Element data from apps and pages:
# # # # # # #

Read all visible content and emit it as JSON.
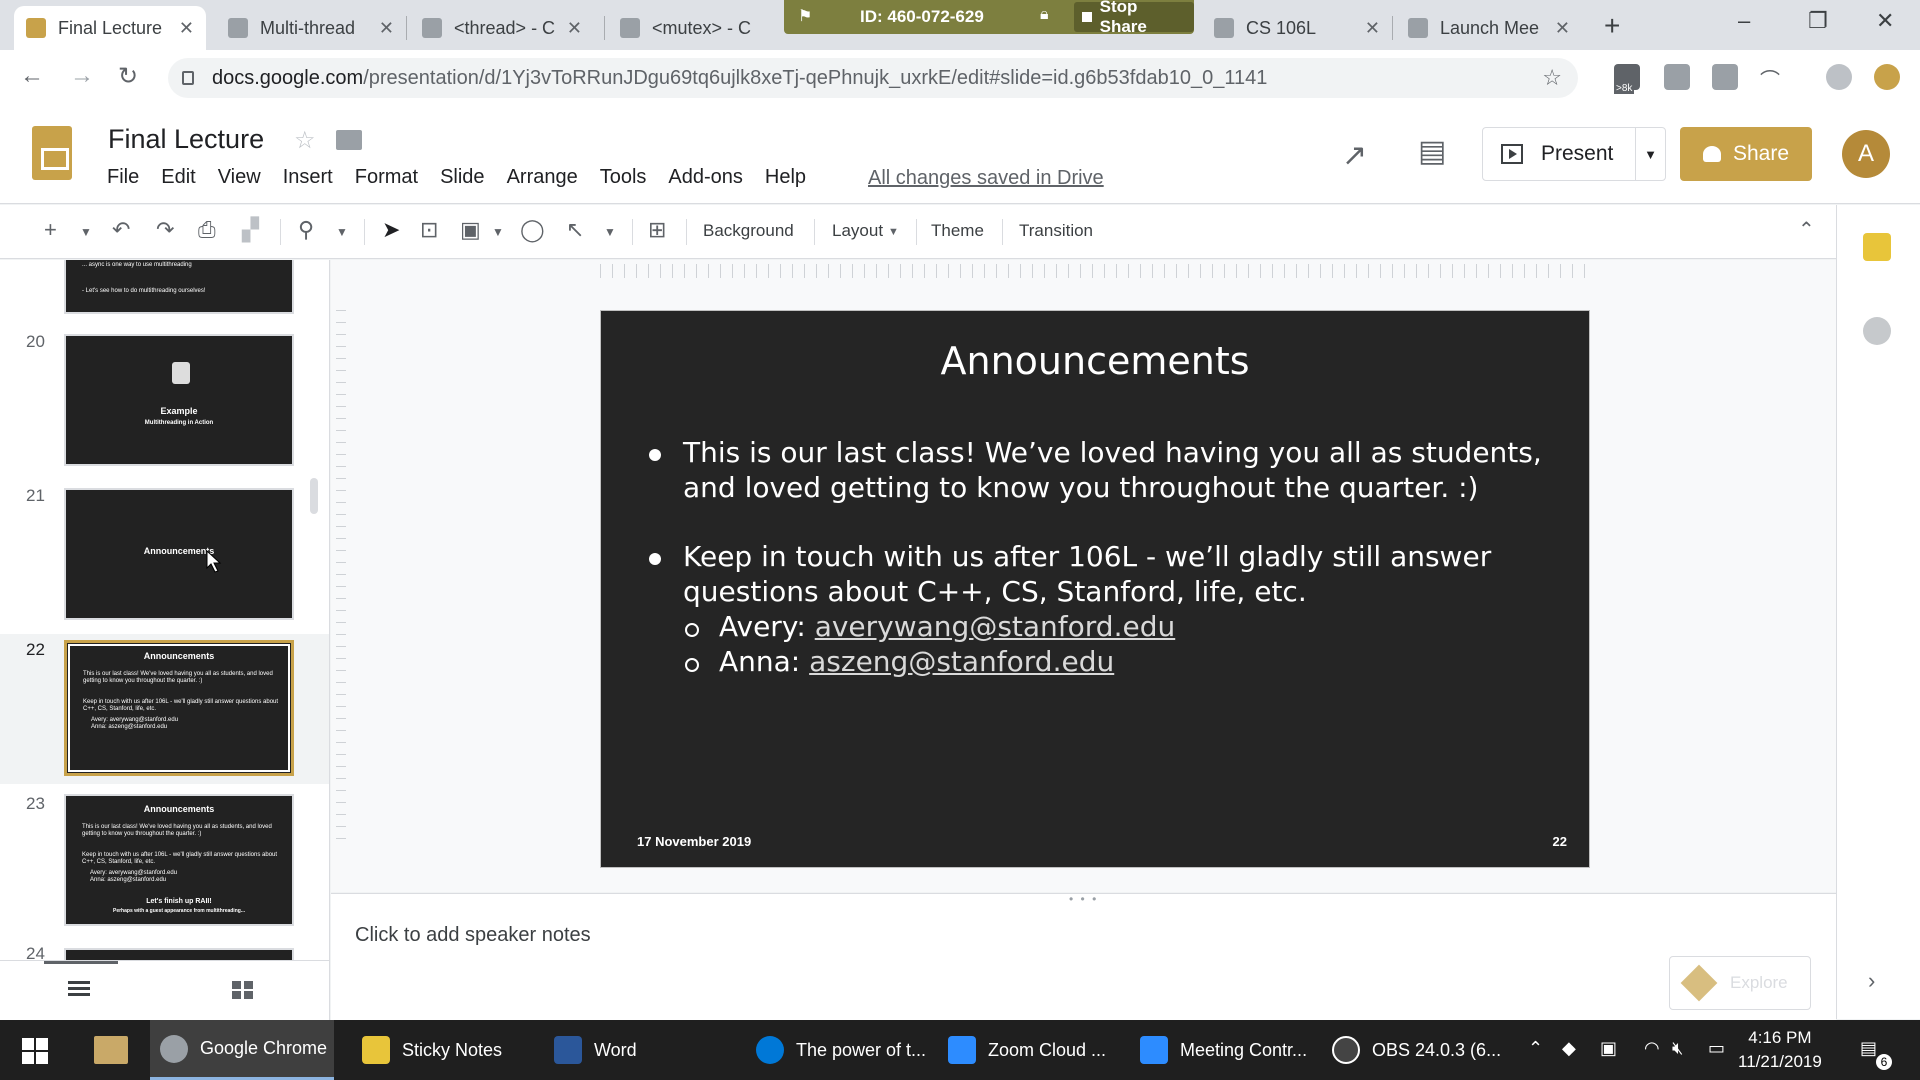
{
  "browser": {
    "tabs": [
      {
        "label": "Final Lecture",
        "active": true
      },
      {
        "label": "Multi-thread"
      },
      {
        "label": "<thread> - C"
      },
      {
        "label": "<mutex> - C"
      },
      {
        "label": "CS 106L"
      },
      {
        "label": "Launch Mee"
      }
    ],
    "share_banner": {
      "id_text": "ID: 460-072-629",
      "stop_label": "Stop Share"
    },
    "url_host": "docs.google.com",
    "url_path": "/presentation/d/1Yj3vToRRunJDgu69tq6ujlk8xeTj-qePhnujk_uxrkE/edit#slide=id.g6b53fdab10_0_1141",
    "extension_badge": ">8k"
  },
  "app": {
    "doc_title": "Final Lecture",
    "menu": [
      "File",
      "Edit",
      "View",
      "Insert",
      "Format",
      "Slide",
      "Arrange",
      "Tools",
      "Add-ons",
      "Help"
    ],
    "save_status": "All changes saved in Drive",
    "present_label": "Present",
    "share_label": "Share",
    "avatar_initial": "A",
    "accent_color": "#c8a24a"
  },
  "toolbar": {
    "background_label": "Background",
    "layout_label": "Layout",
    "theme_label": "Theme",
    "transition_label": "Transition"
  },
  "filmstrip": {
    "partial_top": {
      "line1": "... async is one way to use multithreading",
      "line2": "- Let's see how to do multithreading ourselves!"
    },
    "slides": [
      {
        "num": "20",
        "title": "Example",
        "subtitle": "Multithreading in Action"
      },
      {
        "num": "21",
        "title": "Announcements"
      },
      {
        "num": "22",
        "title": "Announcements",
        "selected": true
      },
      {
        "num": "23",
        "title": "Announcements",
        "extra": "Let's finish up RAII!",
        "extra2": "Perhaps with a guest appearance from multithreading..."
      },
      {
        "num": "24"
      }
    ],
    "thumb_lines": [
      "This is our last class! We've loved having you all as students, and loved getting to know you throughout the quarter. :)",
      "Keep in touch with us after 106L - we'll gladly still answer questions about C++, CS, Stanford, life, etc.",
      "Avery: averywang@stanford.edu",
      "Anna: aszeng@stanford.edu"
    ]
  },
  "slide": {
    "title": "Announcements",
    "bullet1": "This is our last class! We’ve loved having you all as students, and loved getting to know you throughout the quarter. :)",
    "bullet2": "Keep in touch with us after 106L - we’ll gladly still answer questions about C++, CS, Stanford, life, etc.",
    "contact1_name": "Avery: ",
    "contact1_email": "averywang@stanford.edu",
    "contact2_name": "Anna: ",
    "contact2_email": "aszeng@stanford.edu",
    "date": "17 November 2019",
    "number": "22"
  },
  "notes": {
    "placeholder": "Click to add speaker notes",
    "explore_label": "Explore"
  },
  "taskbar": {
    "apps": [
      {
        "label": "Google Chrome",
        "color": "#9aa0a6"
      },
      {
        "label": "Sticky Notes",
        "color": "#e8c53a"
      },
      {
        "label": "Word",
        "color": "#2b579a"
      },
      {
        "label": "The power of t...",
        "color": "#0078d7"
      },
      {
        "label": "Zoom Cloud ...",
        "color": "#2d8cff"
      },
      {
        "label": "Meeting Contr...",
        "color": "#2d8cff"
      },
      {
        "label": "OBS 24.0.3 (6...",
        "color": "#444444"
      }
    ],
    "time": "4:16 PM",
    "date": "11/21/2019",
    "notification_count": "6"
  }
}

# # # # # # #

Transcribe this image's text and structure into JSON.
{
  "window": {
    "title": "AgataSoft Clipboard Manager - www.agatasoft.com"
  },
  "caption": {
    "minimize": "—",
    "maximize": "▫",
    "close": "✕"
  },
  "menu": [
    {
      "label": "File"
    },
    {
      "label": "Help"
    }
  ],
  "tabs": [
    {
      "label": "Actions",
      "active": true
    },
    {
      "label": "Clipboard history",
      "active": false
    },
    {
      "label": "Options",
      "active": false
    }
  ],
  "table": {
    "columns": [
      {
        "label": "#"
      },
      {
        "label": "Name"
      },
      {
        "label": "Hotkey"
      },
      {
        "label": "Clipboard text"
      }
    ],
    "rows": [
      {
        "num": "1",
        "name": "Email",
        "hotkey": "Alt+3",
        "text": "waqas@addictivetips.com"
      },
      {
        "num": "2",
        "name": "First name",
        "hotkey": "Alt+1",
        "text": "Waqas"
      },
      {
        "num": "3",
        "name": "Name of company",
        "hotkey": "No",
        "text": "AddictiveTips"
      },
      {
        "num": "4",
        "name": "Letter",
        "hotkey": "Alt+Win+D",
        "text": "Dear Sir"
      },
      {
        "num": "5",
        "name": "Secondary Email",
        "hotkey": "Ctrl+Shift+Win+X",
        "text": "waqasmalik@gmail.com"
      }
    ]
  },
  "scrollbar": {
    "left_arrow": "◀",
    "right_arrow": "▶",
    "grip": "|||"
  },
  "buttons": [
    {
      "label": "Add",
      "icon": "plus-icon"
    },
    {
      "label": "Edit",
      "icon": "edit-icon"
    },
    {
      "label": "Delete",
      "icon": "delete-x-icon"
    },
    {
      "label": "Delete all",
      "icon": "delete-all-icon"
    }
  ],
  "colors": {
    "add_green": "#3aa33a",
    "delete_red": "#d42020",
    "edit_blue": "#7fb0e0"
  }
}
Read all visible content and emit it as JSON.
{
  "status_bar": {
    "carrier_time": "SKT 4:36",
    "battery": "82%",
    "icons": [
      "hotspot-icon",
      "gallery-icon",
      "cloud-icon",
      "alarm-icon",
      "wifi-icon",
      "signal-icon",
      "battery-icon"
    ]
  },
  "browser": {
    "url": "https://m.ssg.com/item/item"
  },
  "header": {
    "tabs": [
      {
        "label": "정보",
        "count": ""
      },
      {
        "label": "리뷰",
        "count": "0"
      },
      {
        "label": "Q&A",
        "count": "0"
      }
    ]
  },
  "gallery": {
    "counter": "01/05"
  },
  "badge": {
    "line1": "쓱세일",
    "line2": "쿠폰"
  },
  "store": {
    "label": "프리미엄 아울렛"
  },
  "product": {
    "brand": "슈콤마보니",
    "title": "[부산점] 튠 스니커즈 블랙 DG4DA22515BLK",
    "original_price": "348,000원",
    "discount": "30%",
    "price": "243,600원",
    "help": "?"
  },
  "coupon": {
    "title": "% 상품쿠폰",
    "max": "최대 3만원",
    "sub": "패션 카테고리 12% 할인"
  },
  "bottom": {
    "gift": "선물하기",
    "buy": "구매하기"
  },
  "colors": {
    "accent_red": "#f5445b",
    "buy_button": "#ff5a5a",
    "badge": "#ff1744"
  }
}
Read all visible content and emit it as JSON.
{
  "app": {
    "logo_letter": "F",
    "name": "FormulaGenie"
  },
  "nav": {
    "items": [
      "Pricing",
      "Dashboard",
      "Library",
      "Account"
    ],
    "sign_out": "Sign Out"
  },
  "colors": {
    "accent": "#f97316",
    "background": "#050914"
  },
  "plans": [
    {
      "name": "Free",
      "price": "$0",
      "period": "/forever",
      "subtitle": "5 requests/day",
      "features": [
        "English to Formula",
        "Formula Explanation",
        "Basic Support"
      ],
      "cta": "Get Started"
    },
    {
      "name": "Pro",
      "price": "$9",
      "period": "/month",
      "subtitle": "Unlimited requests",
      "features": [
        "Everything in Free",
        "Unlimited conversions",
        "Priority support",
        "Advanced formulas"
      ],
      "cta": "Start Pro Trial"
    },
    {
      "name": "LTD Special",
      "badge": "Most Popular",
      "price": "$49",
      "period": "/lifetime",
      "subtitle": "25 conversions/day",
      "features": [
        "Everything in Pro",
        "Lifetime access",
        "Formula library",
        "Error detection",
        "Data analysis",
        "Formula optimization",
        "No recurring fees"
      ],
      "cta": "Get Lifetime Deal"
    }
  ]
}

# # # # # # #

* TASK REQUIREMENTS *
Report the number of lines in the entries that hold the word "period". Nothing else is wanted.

* RESULT FOR THIS TASK *
3